How’d Work Go?


I know it’s not necessarily debt related – other than it’s where I get money to pay down debt – but I thought I’d share how my first week back at work went.

The first day was easier than I thought. I was so focused on getting ready, getting him fed, and packing supplies, I didn’t really have the time to get depressed about leaving. At work, I was overwhelmed with meetings and projects, and didn’t even have time to eat lunch.

The second day was when everything hit. The nerves had settled and I couldn’t make it out the door without crying.

I’ve regretted the decisions I’ve made about money in the past, but nothing makes you more miserable than the realization that your money decisions are keeping you from the things you love most.

BUT, I am so grateful to my husband who works lots of overtime so I have a few months of working part-time. I’m not quite sure how I got so lucky to be married to him, but you can bet both he and baby get lots of hugs these days.

School, Family, & Money


My husband has been in school since we married… well, even before we married… and we will have been married 7 years this fall.

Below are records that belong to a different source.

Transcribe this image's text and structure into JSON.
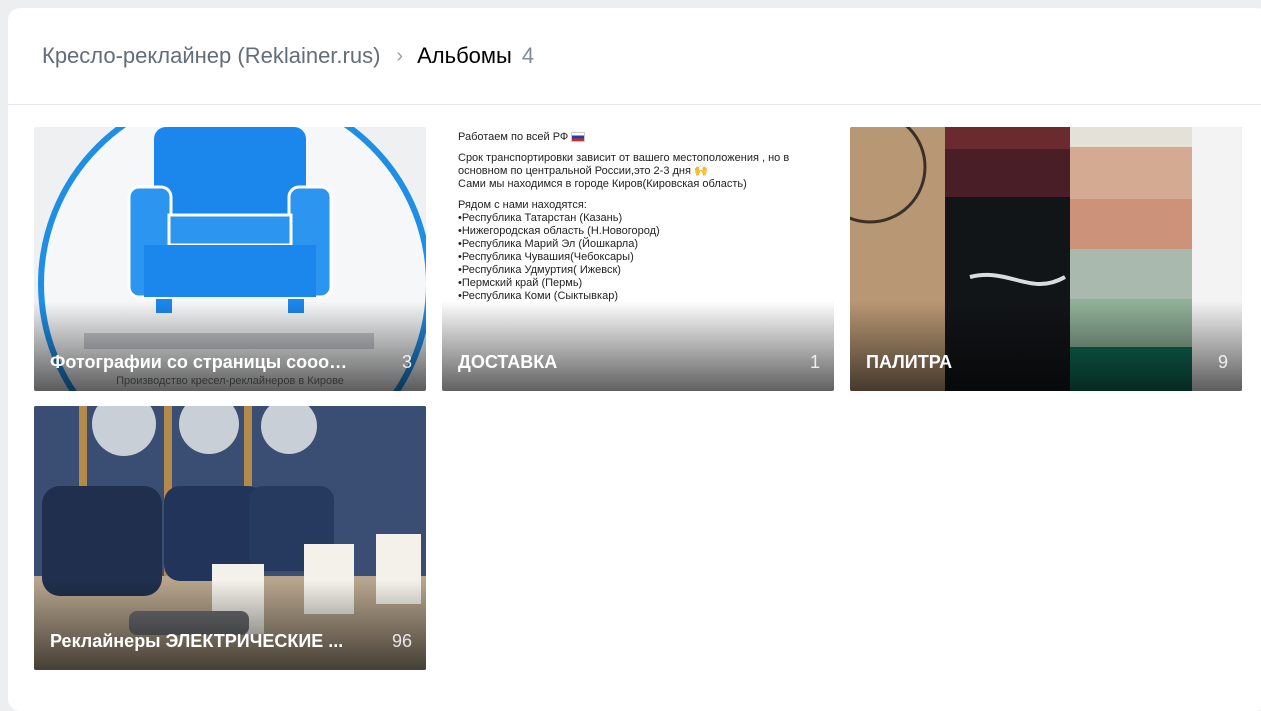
{
  "breadcrumb": {
    "group": "Кресло-реклайнер (Reklainer.rus)",
    "separator": "›",
    "section": "Альбомы",
    "count": "4"
  },
  "albums": [
    {
      "title": "Фотографии со страницы сооощ...",
      "count": "3",
      "subtitle": "Производство кресел-реклайнеров в Кирове"
    },
    {
      "title": "ДОСТАВКА",
      "count": "1",
      "cover_text": {
        "line1": "Работаем по всей РФ",
        "para2": "Срок транспортировки зависит от вашего местоположения , но в основном по центральной России,это 2-3 дня",
        "para3": "Сами мы находимся в городе Киров(Кировская область)",
        "para4": "Рядом с нами находятся:",
        "items": [
          "•Республика Татарстан (Казань)",
          "•Нижегородская область (Н.Новогород)",
          "•Республика Марий Эл (Йошкарла)",
          "•Республика Чувашия(Чебоксары)",
          "•Республика Удмуртия( Ижевск)",
          "•Пермский край (Пермь)",
          "•Республика Коми (Сыктывкар)"
        ]
      }
    },
    {
      "title": "ПАЛИТРА",
      "count": "9"
    },
    {
      "title": "Реклайнеры ЭЛЕКТРИЧЕСКИЕ ...",
      "count": "96"
    }
  ],
  "colors": {
    "accent_blue": "#1f8fe6",
    "chair_blue": "#1b87ec"
  }
}
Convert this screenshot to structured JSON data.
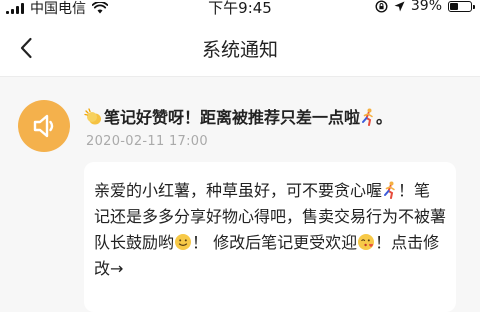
{
  "status_bar": {
    "carrier": "中国电信",
    "time": "下午9:45",
    "battery_percent": "39%",
    "battery_level": 0.39,
    "signal_icon": "signal-bars-icon",
    "wifi_icon": "wifi-icon",
    "location_icon": "location-arrow-icon",
    "orientation_lock_icon": "rotation-lock-icon"
  },
  "nav": {
    "back_icon": "chevron-left-icon",
    "title": "系统通知"
  },
  "message": {
    "avatar_icon": "speaker-icon",
    "avatar_color": "#f4b14c",
    "title_prefix_emoji": "clapping-hands-emoji",
    "title": "笔记好赞呀！距离被推荐只差一点啦",
    "title_suffix_emoji": "running-person-emoji",
    "title_end": "。",
    "time": "2020-02-11 17:00",
    "body_part1": "亲爱的小红薯，种草虽好，可不要贪心喔",
    "body_emoji1": "running-person-emoji",
    "body_part2": "！笔记还是多多分享好物心得吧，售卖交易行为不被薯队长鼓励哟",
    "body_emoji2": "smiling-face-emoji",
    "body_part3": "！ 修改后笔记更受欢迎",
    "body_emoji3": "face-blowing-kiss-emoji",
    "body_part4": "！点击修改→"
  }
}
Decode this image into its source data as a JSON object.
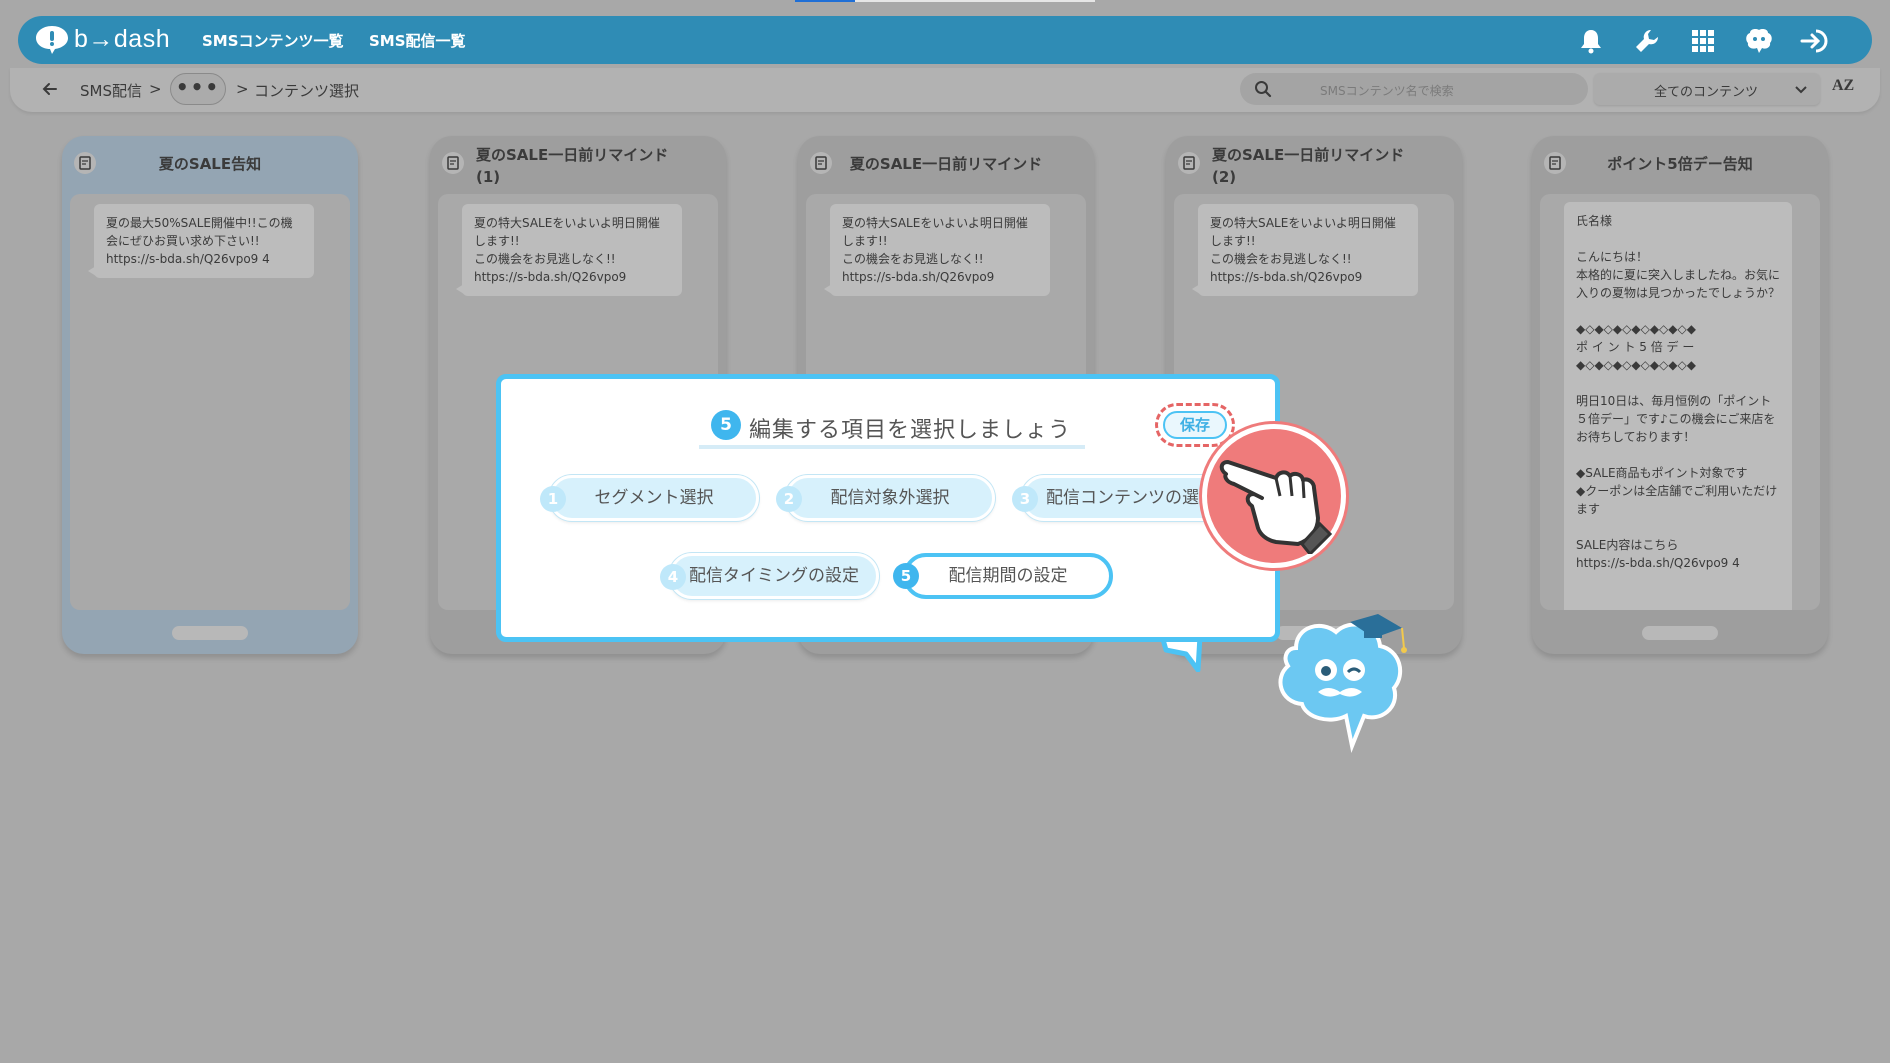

It’s only been a few weeks since he graduated and I’m really enjoying having him around. It still feels a bit weird to have him home every night and not in school, studying, or working on a project.

He was considering going back to school this fall to get a few more certificates and licenses that would allow him to take on larger side projects, and in turn, make us more money. While beach camping, lulled by the relaxing waves, we talked about his desire to continue on with his education. I admire him for always looking out for us as a family and keeping our finances afloat but I asked for a small break. Yes, I understand that my decision to request a delay in pursuing a specific license will have an immediate impact on our finances but, we’ve been hanging on without it for this long, we can hang on a few more months.

He’s going back…just not right now.

Best decision for our finances? Not a chance.

Best decision for our family? I think so.